On February 15, 2023, the Securities and Exchange Commission (SEC) proposed an enhanced safeguarding rule for registered investment advisers (RIAs) under the Investment Advisers Act of 1940. The proposal would require RIAs to implement certain additional measures to protect their clients’ assets from theft or misuse. Additionally, to combat the growing concerns around cryptocurrency and to modernize the Advisers Act, the SEC proposal would expand protection to all assets, not just funds or securities.
Cryptocurrency’s lack of regulation has been a major focus in the news recently. Furthermore, there is a lack of regulation over non-fungible tokens (NFTs) as well, which is a further concern for consumer safety. Although the first known NFT was established in May of 2014, NFTs didn’t really take-off until 2017. Due to the unique nature of NFTs (being either jpegs, real estate, etc.) the Securities and Exchange Commission (SEC), along with other regulatory authorities, still haven’t clearly laid out if NFTs are securities or what rules/regulations will apply. Unless securities are clearly at issue it is unclear if NFTs will fall under securities laws at this point in time. However, there is a potential way consumers can invest in NFTs related to real estate and still find protection through the SEC.

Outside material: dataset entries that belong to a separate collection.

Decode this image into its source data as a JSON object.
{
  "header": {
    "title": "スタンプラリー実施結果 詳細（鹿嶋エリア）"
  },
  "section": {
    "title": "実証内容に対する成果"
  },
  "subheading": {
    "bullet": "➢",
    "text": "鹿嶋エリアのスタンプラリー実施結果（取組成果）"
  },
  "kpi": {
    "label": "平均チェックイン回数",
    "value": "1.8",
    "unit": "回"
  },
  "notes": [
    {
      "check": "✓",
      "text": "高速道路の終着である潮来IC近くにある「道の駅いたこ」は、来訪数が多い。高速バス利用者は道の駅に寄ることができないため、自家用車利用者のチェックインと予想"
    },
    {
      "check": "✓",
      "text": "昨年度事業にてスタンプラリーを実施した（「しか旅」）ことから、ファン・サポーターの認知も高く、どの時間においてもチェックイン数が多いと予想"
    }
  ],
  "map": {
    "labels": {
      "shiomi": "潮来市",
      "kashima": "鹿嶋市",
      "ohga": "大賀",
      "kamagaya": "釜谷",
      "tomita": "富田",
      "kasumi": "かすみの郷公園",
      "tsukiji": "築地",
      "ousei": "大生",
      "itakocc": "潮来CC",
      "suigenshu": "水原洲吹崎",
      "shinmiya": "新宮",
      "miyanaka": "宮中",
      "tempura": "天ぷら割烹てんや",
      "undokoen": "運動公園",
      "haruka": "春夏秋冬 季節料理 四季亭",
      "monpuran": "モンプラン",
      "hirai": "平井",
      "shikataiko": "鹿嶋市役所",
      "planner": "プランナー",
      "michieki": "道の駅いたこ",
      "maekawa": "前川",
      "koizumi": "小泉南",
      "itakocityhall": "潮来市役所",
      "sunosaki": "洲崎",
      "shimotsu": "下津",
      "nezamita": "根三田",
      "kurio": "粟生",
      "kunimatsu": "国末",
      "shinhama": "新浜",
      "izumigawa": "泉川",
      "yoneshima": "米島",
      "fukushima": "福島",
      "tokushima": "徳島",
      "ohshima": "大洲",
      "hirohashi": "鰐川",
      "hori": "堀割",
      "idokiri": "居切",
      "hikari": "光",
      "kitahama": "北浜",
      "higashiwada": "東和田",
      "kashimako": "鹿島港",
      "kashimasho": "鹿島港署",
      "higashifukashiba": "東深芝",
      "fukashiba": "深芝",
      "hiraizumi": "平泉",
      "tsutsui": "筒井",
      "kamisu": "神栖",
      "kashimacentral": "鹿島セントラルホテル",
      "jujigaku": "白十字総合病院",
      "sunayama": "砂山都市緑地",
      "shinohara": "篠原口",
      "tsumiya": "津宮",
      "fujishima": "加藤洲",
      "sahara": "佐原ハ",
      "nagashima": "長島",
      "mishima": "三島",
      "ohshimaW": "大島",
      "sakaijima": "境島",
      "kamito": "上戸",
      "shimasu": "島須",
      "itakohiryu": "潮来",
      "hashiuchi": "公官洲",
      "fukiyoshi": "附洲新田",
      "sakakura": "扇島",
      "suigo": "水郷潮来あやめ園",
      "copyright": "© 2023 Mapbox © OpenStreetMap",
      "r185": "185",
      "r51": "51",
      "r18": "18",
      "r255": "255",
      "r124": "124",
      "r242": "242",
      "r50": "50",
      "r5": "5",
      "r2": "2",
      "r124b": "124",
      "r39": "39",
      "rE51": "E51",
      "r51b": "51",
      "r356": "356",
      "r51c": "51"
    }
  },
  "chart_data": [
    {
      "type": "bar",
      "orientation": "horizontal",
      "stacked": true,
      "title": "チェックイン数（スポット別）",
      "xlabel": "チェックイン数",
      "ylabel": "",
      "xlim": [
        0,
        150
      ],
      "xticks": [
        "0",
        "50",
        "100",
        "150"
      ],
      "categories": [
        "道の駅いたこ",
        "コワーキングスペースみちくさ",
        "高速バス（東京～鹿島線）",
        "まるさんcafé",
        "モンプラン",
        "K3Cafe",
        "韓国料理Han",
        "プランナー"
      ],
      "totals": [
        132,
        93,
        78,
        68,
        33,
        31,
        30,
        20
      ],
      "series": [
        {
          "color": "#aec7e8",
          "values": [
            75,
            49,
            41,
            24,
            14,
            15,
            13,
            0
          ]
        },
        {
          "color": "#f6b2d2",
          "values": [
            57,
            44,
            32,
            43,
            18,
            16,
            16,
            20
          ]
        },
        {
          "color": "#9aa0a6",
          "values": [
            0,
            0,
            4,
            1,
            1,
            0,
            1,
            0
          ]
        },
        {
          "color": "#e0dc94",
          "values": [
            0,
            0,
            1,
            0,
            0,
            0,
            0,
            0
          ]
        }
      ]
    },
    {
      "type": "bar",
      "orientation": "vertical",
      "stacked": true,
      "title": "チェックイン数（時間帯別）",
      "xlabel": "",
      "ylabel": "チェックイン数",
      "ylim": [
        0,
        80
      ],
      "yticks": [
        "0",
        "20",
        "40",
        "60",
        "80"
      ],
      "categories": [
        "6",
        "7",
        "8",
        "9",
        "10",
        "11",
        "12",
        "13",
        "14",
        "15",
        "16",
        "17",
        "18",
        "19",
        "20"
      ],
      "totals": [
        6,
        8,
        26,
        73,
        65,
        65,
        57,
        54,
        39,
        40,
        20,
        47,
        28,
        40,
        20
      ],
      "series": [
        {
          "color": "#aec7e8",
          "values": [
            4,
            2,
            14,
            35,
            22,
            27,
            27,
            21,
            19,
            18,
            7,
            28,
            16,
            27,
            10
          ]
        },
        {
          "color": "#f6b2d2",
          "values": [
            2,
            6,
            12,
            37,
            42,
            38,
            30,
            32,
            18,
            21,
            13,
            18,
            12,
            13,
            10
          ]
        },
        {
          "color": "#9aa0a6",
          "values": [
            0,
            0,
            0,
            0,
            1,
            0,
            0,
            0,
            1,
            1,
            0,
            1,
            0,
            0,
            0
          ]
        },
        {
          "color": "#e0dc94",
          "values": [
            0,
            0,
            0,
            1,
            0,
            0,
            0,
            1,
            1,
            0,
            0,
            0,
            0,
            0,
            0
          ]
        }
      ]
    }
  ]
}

The Federal Trade Commission (FTC) recently proposed a ban on non-compete clauses in contracts between employers and their employees. The FTC estimates this ban could increase American earnings in the range of $300 billion per year, while also allowing for lateral movements across business sectors and more career opportunities for employees. The FTC’s primary mission is to protect both competition and consumers with this proposed ban. Through Section 5(a) of the FTC Act, the FTC has the power to investigate and prevent unfair methods of competition and unfair or deceptive acts or practices affecting commerce.
The Securities and Exchange Commission’s (SEC) new marketing rule will take effect on November 4, 2022. Advertising and solicitation regulations have undergone a major overhaul after decades of continuity. Further, testimonials and endorsements are no longer prohibited, but their use will be conditioned on compliance with certain provisions. The new rule only applies to financial adviser’s communications that are advertisements, as defined in the new rule.
On March 9, 2022, the U.S. Securities and Exchange Commission (SEC) proposed rules on Cybersecurity Risk Management, Strategy, Governance, and Incident Disclosure by Public Companies. In an attempt to further protect against cybersecurity attacks and increase cyber transparency among issuers and investors President Biden signed into law the Cyber Incident Reporting for Critical Infrastructure Act of 2022 (CIRCIA). Before CIRCIA goes into effect, it requires the Cybersecurity and Infrastructure Security Agency (CISA) to complete mandatory rulemaking activities, to develop/publish a Notice of Proposed Rulemaking (NPRM), and a final rule. The SEC proposal and CIRCIA both have different implications, but both will increase cybersecurity regulations and procedures, even making employees more conscious of potential attacks.
The Securities and Exchange Commission (SEC) established the Environmental, Social, and Governance (“ESG”) Task Force in 2021. In March and May of 2022, the SEC proposed a disclosure rule “forcing publicly traded companies to disclose how climate change could threaten their businesses and describe their contributions to global warming.” The rule further accentuates the SEC’s mission “to protect investors, maintain fair, orderly, and efficient markets, and facilitate capital formation.” However, the proposal has faced substantial opposition, as some believe the proposal exceeds the SEC’s authority.